Action item
Please copy the listing that follows exactly, leaving out any pictures.

Material provided
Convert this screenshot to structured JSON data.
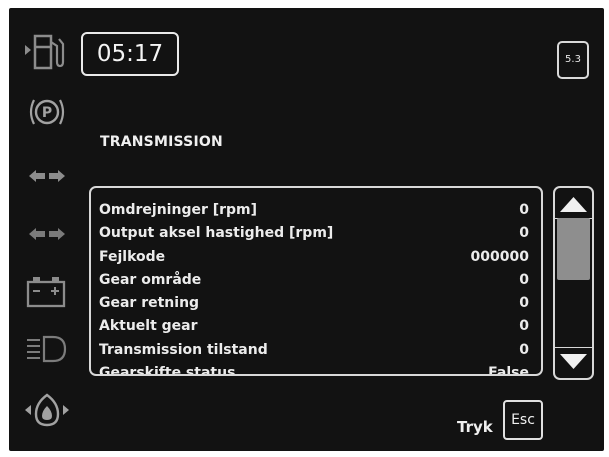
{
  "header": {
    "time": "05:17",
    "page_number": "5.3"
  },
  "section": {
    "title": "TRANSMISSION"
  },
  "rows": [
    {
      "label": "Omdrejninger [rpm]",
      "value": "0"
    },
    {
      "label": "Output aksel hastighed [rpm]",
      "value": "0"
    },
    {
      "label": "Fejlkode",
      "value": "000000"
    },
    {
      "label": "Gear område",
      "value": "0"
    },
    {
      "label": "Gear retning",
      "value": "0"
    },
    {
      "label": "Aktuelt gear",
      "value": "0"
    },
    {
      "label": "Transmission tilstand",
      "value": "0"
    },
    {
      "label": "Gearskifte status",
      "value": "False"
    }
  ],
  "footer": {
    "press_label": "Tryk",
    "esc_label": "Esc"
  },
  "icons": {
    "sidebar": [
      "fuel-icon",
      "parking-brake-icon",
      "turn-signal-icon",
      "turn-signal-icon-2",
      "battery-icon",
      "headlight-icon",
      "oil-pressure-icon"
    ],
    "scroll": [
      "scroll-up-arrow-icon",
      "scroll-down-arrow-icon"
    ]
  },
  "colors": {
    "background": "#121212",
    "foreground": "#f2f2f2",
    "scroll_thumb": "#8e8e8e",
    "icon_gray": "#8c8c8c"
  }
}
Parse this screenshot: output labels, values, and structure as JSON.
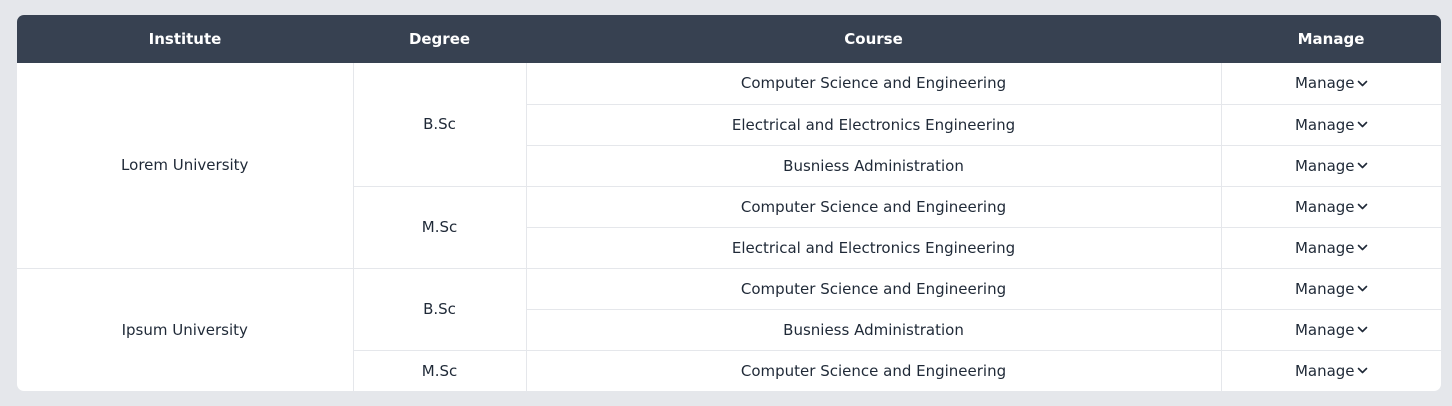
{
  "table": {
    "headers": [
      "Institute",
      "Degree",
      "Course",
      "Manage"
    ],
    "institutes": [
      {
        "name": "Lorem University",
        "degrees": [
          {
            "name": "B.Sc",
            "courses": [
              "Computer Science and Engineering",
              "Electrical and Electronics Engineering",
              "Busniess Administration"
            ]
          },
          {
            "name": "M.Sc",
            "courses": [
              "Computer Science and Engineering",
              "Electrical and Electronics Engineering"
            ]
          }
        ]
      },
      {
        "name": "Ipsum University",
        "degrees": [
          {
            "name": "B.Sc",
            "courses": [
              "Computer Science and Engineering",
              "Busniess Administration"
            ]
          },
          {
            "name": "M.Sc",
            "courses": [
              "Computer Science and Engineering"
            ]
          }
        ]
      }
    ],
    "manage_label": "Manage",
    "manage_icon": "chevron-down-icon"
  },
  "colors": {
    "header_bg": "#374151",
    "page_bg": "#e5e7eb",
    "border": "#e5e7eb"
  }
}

Exercise response
Convert this screenshot to structured JSON data.
{
  "header": {
    "time": "05:17",
    "page_number": "5.3"
  },
  "section": {
    "title": "TRANSMISSION"
  },
  "rows": [
    {
      "label": "Omdrejninger [rpm]",
      "value": "0"
    },
    {
      "label": "Output aksel hastighed [rpm]",
      "value": "0"
    },
    {
      "label": "Fejlkode",
      "value": "000000"
    },
    {
      "label": "Gear område",
      "value": "0"
    },
    {
      "label": "Gear retning",
      "value": "0"
    },
    {
      "label": "Aktuelt gear",
      "value": "0"
    },
    {
      "label": "Transmission tilstand",
      "value": "0"
    },
    {
      "label": "Gearskifte status",
      "value": "False"
    }
  ],
  "footer": {
    "press_label": "Tryk",
    "esc_label": "Esc"
  },
  "icons": {
    "sidebar": [
      "fuel-icon",
      "parking-brake-icon",
      "turn-signal-icon",
      "turn-signal-icon-2",
      "battery-icon",
      "headlight-icon",
      "oil-pressure-icon"
    ],
    "scroll": [
      "scroll-up-arrow-icon",
      "scroll-down-arrow-icon"
    ]
  },
  "colors": {
    "background": "#121212",
    "foreground": "#f2f2f2",
    "scroll_thumb": "#8e8e8e",
    "icon_gray": "#8c8c8c"
  }
}
Parse this screenshot: output labels, values, and structure as JSON.
{
  "table": {
    "headers": [
      "Institute",
      "Degree",
      "Course",
      "Manage"
    ],
    "institutes": [
      {
        "name": "Lorem University",
        "degrees": [
          {
            "name": "B.Sc",
            "courses": [
              "Computer Science and Engineering",
              "Electrical and Electronics Engineering",
              "Busniess Administration"
            ]
          },
          {
            "name": "M.Sc",
            "courses": [
              "Computer Science and Engineering",
              "Electrical and Electronics Engineering"
            ]
          }
        ]
      },
      {
        "name": "Ipsum University",
        "degrees": [
          {
            "name": "B.Sc",
            "courses": [
              "Computer Science and Engineering",
              "Busniess Administration"
            ]
          },
          {
            "name": "M.Sc",
            "courses": [
              "Computer Science and Engineering"
            ]
          }
        ]
      }
    ],
    "manage_label": "Manage",
    "manage_icon": "chevron-down-icon"
  },
  "colors": {
    "header_bg": "#374151",
    "page_bg": "#e5e7eb",
    "border": "#e5e7eb"
  }
}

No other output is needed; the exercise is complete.